THE PROBLEM:
How many lines below contain the string "Ctrl"? Reply with the figure and no further words.

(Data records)
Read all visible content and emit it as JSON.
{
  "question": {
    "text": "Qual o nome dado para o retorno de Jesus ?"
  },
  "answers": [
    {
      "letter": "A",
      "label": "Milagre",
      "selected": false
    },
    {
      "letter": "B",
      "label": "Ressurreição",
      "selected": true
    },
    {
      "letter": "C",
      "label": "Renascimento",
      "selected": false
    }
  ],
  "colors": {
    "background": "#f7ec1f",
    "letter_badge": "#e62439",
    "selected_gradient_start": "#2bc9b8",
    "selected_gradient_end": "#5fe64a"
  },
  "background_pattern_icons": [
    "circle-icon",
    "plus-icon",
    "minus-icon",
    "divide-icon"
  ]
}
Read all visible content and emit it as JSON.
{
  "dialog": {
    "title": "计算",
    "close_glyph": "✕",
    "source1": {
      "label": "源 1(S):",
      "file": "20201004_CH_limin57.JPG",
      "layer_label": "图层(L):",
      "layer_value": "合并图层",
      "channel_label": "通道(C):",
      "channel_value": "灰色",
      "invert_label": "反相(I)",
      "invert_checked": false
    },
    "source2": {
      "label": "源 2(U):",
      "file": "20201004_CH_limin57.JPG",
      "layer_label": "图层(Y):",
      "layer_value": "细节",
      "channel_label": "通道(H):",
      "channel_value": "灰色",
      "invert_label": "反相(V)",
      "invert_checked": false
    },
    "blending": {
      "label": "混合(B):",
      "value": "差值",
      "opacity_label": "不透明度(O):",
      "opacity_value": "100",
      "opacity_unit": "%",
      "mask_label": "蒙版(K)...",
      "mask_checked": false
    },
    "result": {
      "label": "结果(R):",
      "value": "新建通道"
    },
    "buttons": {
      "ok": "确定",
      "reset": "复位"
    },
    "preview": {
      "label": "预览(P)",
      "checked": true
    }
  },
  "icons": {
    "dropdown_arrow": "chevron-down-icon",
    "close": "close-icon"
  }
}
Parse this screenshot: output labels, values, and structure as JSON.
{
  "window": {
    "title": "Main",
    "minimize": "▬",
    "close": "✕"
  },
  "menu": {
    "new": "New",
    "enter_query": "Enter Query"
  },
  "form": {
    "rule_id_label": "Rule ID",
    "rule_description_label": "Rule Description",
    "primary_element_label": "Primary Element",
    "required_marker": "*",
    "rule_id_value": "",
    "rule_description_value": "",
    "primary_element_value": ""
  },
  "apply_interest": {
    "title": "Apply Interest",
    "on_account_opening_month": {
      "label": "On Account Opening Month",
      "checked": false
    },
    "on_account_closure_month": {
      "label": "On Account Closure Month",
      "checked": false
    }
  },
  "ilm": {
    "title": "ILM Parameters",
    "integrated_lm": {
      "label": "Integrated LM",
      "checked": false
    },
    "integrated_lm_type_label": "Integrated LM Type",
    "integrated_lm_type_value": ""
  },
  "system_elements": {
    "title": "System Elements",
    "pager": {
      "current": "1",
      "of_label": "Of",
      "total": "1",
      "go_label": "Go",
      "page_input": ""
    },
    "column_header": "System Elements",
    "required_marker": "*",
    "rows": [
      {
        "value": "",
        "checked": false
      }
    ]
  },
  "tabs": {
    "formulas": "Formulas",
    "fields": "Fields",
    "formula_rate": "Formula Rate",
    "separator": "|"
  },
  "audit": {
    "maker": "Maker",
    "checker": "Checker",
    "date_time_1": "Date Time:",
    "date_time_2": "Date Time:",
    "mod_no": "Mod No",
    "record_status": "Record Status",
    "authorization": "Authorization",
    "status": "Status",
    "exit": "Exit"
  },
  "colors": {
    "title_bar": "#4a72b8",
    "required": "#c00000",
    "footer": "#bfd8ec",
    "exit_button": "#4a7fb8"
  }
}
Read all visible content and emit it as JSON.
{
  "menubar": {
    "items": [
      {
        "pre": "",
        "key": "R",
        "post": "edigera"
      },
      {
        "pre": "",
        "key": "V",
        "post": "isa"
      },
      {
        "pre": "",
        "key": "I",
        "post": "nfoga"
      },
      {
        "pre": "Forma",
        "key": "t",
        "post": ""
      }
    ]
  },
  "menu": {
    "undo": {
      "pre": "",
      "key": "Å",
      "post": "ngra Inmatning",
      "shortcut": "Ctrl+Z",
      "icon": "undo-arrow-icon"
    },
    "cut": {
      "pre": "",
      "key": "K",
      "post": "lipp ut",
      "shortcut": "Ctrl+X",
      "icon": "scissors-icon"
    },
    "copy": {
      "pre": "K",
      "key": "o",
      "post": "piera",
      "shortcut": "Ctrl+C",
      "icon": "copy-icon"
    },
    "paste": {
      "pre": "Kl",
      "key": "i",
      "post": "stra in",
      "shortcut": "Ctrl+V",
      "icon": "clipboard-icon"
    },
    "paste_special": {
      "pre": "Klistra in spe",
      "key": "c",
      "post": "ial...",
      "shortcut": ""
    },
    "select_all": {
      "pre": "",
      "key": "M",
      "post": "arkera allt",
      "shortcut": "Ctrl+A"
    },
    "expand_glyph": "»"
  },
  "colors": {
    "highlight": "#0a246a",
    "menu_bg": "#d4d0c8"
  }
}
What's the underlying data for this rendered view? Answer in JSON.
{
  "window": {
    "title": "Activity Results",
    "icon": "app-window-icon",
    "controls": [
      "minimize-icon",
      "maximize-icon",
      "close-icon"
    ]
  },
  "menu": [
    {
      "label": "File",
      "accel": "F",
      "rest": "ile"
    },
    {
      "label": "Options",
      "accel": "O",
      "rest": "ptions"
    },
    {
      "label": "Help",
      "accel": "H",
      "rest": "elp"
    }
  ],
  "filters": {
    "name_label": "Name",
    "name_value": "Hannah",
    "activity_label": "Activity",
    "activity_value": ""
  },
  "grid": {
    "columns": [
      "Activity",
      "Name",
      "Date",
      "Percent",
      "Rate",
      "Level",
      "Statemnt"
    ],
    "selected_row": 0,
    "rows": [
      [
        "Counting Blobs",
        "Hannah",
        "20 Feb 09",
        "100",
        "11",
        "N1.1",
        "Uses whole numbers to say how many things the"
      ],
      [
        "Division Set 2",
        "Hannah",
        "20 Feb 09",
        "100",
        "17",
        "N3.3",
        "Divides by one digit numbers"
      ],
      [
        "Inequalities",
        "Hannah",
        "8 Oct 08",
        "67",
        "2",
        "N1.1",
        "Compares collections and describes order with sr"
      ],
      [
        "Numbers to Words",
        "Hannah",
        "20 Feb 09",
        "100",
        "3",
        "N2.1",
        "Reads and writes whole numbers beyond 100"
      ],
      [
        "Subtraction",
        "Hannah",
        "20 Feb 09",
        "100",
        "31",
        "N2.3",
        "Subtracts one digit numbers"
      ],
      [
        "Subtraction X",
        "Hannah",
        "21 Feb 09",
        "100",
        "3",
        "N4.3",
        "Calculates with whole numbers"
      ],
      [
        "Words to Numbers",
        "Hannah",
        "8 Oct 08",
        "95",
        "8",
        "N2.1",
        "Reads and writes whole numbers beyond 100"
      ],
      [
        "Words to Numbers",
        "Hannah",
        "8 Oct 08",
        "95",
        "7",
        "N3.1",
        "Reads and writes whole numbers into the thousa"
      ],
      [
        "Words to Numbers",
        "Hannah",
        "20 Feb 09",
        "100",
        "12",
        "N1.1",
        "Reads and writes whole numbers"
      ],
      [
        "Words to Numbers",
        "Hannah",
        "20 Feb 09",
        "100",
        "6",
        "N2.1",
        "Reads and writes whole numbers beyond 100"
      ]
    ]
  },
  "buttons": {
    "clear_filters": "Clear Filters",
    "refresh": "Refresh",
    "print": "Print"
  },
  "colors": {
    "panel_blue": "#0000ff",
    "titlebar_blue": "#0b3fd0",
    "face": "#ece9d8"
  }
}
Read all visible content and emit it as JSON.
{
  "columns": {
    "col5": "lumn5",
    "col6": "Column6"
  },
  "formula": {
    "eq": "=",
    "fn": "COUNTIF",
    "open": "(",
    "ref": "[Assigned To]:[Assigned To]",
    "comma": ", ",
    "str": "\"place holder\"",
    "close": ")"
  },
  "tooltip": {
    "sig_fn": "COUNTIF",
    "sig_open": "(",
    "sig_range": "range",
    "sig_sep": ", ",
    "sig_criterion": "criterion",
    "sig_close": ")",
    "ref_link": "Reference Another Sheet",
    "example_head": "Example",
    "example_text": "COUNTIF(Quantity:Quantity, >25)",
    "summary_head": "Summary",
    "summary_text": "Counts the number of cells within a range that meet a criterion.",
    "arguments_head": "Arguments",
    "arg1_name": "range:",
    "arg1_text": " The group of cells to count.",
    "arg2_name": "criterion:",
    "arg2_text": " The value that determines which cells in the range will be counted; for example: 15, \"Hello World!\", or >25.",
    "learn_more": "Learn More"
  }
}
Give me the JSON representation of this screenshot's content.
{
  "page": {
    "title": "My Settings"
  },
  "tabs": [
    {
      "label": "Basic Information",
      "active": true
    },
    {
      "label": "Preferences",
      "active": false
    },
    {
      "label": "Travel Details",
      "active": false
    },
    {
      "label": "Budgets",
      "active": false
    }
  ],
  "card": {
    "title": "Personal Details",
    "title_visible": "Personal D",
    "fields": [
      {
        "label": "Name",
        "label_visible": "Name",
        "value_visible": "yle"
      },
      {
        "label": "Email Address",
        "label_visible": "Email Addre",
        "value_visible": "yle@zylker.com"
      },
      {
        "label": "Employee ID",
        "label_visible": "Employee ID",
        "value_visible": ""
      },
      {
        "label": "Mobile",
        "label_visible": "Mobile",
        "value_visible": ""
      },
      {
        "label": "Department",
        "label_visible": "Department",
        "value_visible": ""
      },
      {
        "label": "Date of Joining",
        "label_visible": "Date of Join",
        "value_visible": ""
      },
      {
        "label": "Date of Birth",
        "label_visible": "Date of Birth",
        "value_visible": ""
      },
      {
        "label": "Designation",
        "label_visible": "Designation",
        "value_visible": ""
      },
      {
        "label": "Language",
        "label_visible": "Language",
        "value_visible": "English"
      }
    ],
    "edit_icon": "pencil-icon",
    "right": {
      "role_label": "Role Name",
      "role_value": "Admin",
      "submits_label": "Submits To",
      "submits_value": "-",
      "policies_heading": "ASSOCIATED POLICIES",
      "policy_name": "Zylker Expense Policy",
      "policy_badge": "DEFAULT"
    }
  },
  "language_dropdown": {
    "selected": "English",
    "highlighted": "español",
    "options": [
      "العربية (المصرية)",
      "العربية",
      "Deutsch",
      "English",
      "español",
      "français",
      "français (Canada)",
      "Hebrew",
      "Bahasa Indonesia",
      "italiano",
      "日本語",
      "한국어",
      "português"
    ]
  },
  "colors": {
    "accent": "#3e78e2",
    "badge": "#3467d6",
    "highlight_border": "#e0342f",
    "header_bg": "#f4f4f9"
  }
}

OUTPUT:
5